CS/SPD sticking to IFU methodologies: There was a large drop in respondents who said their facilities have changed their IFU methodology, at 8% in 2021, down from 22% in 2020.

Looking ahead

CS/SPD professionals offered their thoughts on the state of the profession today and what the field needs to gain greater recognition and increased compensation moving forward. Here are their responses:

Lane: “There is a need for greater appreciation and a clear understanding of the value of the SPD/CSSD profession, along with, mandatory certification and colleges with Sterile Processing programs. The lack of appreciation and recognition of the positions within the field as a professional career has hampered the profession in many ways and continues to do so. On the other hand, as the focus is shifting on the department as it relates to The Joint Commission findings and other regulatory bodies, I believe we will begin to receive more recognition and increased compensation and gain traction as healthcare professionals.”

Rohmann: “We must receive support. SPD continues to be the forgotten realm of the hospital. Until executives take an invested interest and the realization of our importance is achieved, we will continue to be over-looked. We have voices, we can be heard. The roadblock is that those that will actively listen are rare. Surgeries, and in turn, hospitals as a whole, cannot serve our patients without us. And if it weren’t for us, holding other departments to safety standards, the patient’s experience will be far worse. Compensation doesn’t stand a chance without that acknowledgement.”
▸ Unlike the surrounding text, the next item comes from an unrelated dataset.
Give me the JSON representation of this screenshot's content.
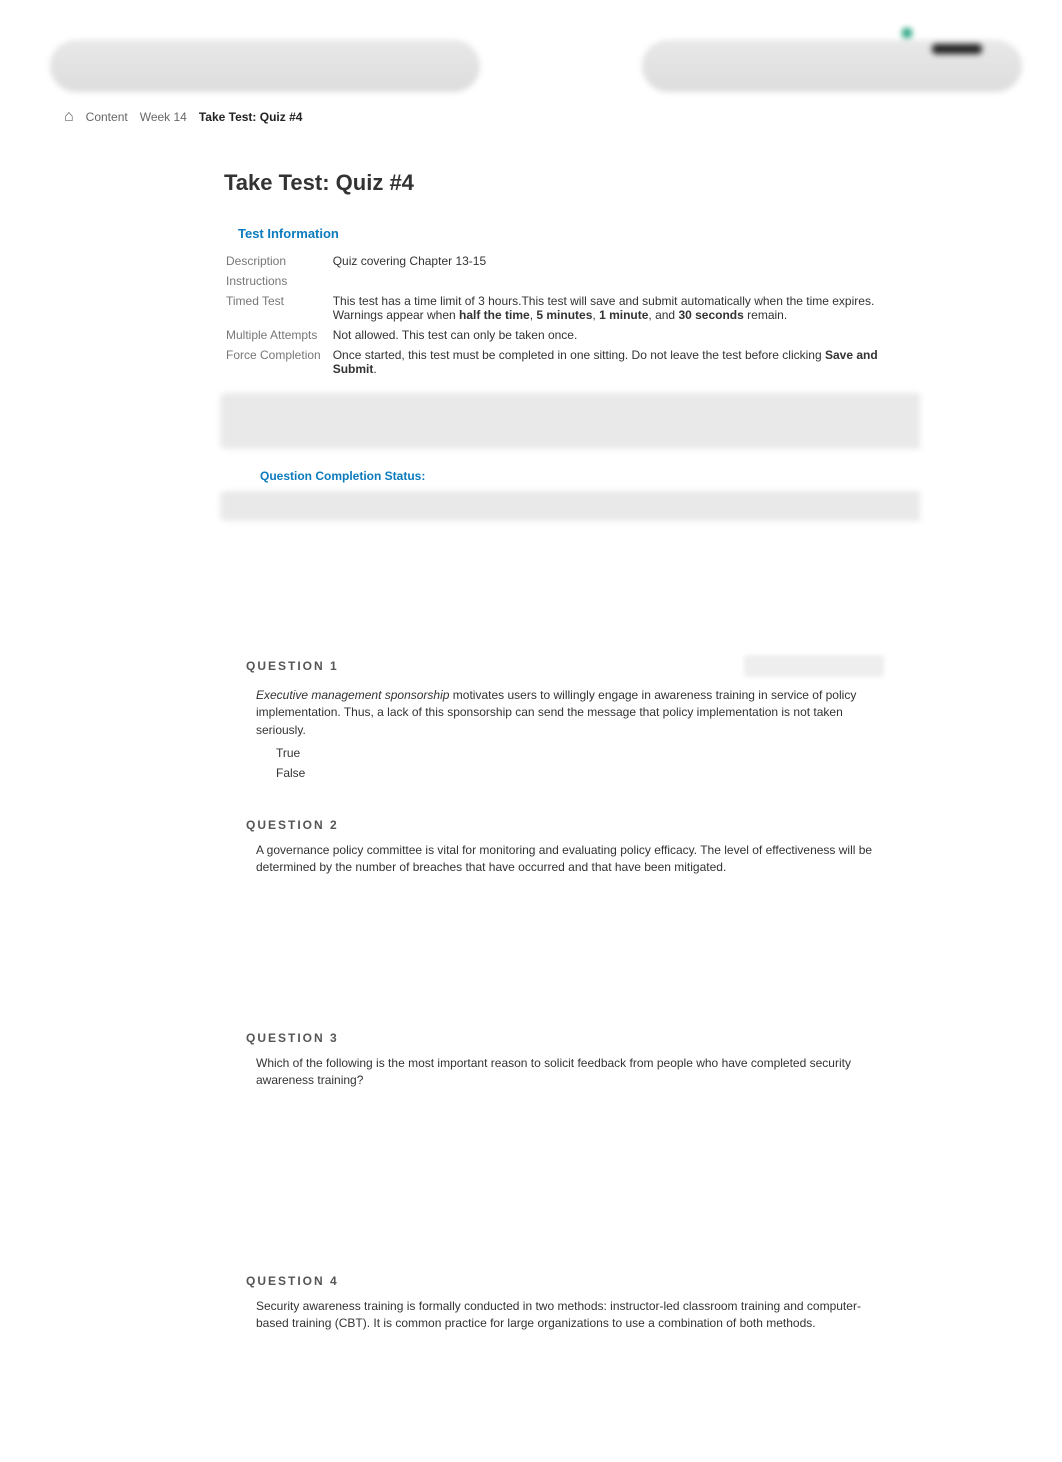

Taylor: “Many people did not know what our job is (prior to the pandemic), and some didn’t know where we were located but now it seems we get a lot of ‘Thank yous’ for a job well done. I know our hospital staff is very grateful that we could help in such an uncertain time and I know our processing staff better understands how our job reaches beyond the care of our patients to physicians, co-workers, clinic staff and really everyone who needed to protect themselves from this pandemic. I’m proud to be on the team that worked together to provide safety and protection to so many.”

Thurmond: “Sterile Processing continues to grow as a field of work, and it is gaining more attention. As more information is spread about our profession (the growth opportunities and the potential to help others), we are being looked at more as patient advocates and safety monitors. Sterile Processing is being brought into meetings that they never attended before. Healthcare leadership is looking to Sterile Processing as the professionals to guide them—as opposed to decisions being made and then those trickle down to Sterile Processing. Sterile Processing continues to grow, and each day, Sterile Processing professionals are starting to feel that recognition. There is still a lot of work to do, but I feel it is definitely moving in a strong upward direction.”

About the Author

Kara Nadeau | Senior Contributing Editor

Kara Nadeau is Sterile Processing Editor for Healthcare Purchasing News.